» Exercise:
Return the lines below that contain the word "action".

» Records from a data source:
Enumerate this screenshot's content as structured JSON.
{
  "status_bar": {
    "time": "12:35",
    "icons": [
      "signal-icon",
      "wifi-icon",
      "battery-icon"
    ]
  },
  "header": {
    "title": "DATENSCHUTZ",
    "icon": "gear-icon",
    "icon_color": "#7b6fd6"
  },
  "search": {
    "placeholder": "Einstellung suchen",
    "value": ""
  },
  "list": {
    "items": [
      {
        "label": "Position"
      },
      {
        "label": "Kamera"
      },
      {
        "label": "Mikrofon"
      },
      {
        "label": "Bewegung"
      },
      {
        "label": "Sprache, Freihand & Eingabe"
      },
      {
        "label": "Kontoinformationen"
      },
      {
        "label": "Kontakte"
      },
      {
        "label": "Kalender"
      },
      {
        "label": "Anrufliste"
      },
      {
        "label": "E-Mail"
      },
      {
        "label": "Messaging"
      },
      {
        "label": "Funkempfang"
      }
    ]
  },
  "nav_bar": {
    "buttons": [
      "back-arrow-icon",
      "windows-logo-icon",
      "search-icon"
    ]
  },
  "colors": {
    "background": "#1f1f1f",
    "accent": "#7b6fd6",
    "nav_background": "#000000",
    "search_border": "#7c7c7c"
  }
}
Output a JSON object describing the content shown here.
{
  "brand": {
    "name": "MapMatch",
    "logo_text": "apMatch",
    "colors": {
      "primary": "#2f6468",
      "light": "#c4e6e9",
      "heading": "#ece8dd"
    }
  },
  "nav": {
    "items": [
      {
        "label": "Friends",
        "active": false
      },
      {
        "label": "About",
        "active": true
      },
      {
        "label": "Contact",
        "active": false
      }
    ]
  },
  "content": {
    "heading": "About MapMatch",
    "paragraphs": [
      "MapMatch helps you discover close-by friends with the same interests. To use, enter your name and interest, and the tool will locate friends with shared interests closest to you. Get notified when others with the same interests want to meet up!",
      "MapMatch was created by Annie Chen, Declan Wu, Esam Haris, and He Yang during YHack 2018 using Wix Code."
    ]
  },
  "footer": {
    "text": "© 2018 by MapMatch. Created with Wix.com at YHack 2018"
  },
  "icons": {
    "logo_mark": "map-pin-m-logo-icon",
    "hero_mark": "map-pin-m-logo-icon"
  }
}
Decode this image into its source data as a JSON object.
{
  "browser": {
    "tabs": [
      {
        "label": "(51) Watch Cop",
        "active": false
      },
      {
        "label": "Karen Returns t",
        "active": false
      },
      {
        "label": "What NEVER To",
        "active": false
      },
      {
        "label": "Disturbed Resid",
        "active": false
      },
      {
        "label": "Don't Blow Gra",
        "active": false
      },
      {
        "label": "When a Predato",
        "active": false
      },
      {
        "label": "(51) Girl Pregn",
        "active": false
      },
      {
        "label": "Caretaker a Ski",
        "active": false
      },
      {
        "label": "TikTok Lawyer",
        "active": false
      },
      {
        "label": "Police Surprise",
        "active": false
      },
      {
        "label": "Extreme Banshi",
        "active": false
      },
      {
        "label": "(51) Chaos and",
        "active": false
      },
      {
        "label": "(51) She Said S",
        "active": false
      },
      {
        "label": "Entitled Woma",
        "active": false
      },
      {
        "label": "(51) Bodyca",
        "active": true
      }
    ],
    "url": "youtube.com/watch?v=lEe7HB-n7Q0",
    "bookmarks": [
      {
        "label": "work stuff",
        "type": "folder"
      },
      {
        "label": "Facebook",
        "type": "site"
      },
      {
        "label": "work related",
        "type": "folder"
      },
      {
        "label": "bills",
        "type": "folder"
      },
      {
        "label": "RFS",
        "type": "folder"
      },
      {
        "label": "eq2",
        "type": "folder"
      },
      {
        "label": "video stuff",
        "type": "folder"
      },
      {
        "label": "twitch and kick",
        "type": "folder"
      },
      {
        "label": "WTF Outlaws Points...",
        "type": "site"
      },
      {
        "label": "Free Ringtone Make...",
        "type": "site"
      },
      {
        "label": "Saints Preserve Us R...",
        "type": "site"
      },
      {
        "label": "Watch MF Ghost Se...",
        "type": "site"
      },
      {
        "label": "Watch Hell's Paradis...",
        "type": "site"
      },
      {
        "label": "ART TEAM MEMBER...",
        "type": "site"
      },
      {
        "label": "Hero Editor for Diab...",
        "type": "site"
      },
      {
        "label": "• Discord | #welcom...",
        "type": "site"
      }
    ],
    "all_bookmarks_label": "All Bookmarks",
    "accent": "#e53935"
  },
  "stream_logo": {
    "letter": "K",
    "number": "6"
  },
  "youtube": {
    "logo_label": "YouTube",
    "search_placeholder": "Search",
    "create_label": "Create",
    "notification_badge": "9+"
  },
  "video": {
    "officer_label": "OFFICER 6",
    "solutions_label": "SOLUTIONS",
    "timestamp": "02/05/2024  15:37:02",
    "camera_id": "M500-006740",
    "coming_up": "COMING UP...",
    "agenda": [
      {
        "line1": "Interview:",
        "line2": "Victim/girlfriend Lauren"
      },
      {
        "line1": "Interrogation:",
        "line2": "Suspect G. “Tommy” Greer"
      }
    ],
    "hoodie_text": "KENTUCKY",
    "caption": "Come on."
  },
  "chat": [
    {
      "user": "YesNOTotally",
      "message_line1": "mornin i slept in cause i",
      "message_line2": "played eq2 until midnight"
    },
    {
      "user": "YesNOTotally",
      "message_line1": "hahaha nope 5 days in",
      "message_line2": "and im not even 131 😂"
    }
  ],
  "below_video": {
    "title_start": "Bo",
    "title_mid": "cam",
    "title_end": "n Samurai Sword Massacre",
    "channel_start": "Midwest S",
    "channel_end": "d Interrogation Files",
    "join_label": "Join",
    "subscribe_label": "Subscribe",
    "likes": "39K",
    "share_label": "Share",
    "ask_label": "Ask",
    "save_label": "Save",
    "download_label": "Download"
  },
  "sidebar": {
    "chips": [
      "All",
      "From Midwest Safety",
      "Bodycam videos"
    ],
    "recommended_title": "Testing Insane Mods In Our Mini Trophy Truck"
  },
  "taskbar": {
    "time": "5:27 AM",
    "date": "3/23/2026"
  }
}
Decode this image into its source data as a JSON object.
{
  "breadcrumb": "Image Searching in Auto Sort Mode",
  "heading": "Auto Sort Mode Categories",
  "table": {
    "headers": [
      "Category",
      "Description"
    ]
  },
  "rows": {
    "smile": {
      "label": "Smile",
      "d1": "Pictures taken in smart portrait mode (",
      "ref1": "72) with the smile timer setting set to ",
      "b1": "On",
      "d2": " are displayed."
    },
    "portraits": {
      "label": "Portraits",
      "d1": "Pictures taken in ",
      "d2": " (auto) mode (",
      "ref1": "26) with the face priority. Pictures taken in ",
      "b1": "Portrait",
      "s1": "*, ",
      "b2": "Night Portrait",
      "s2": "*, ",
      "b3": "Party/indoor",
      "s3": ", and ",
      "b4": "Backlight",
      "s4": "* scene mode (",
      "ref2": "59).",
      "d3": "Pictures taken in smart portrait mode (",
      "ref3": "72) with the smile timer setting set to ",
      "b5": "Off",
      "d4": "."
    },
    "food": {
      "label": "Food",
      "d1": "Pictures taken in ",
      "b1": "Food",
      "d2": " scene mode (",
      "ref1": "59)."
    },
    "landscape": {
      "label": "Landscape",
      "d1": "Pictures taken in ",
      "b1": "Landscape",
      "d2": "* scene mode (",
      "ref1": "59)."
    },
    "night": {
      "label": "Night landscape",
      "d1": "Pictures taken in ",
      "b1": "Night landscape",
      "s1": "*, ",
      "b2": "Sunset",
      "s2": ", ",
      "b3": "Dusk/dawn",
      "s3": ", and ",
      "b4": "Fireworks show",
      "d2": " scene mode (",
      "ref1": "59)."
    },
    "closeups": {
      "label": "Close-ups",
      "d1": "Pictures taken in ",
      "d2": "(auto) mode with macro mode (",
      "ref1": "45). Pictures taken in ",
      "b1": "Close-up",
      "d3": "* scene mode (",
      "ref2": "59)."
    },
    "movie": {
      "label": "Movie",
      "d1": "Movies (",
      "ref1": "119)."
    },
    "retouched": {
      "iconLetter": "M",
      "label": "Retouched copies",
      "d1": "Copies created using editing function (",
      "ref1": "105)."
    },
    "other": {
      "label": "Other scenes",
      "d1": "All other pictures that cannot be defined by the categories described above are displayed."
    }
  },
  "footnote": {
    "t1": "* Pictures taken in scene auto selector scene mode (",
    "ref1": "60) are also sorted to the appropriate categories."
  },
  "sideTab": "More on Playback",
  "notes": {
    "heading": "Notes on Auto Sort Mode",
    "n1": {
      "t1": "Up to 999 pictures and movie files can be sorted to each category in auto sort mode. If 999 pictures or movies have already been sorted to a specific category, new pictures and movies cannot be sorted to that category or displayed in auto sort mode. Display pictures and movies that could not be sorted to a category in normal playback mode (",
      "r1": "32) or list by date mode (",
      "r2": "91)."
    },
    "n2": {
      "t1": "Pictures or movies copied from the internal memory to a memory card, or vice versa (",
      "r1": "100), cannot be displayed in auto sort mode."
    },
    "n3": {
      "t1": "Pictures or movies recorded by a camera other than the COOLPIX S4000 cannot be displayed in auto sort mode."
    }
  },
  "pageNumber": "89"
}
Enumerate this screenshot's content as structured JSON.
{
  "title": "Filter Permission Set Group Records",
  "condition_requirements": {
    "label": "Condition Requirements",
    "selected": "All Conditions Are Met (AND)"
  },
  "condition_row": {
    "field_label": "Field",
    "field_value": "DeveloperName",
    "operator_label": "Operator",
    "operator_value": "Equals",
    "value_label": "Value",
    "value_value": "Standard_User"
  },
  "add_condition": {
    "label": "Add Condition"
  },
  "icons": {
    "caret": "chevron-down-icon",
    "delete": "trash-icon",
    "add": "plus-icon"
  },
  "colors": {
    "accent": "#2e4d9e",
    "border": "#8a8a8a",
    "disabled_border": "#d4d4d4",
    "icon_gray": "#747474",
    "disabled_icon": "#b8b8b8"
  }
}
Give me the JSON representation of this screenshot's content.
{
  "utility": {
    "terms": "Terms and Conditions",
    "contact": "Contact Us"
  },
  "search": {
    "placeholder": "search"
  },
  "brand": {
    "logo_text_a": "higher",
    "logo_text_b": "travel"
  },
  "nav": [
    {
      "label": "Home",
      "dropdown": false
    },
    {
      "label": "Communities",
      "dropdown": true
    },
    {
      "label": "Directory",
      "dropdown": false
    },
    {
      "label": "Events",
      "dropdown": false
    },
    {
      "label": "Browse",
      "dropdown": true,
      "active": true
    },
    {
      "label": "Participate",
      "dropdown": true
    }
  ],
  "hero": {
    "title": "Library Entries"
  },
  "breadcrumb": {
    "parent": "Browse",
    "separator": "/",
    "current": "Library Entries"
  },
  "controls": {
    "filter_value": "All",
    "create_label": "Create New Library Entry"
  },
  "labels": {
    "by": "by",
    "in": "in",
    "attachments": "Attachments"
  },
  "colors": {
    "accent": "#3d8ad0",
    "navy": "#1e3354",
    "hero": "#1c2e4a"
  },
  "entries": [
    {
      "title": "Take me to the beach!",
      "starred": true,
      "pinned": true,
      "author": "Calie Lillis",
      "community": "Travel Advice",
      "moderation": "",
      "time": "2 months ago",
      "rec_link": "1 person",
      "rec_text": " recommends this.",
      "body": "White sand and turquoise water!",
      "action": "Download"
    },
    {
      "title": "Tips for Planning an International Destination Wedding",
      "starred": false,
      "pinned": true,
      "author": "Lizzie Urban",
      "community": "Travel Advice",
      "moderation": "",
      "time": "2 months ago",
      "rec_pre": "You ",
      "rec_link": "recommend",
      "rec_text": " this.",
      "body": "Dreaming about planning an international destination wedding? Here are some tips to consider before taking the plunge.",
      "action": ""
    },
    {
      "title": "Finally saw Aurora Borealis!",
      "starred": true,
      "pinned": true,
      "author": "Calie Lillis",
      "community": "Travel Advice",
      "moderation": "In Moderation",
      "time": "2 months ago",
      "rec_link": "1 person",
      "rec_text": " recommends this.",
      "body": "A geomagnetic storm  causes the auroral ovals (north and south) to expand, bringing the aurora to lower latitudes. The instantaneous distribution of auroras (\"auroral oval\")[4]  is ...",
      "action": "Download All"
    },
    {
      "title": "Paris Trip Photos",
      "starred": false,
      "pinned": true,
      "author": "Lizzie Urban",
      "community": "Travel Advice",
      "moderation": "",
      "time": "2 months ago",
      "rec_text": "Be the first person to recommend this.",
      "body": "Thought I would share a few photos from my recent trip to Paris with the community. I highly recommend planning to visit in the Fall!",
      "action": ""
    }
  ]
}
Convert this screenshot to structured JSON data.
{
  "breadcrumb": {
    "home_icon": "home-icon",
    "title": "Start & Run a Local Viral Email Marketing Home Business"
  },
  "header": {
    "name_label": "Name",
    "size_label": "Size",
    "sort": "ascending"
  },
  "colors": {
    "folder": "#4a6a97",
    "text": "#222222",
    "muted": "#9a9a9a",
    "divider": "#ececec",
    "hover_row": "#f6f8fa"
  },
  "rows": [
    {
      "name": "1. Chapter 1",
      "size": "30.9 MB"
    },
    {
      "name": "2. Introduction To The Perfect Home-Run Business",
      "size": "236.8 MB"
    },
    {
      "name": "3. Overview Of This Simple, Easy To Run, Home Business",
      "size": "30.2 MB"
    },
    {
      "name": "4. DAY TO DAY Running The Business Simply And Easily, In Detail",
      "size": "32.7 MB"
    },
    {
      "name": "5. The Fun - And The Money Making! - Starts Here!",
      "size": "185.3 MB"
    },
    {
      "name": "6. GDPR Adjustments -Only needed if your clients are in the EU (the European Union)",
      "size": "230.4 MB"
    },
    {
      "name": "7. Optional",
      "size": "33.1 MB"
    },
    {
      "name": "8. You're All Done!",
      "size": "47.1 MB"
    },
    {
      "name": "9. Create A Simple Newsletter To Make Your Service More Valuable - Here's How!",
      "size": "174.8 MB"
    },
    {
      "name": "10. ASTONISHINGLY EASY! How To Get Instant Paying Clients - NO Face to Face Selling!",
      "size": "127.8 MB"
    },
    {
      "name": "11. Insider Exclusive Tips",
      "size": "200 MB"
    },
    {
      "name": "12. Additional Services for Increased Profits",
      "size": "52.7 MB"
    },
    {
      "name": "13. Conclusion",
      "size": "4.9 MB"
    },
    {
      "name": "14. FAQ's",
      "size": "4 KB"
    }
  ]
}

» Result for this exercise:
      "action": "Download"
      "action": ""
      "action": "Download All"
      "action": ""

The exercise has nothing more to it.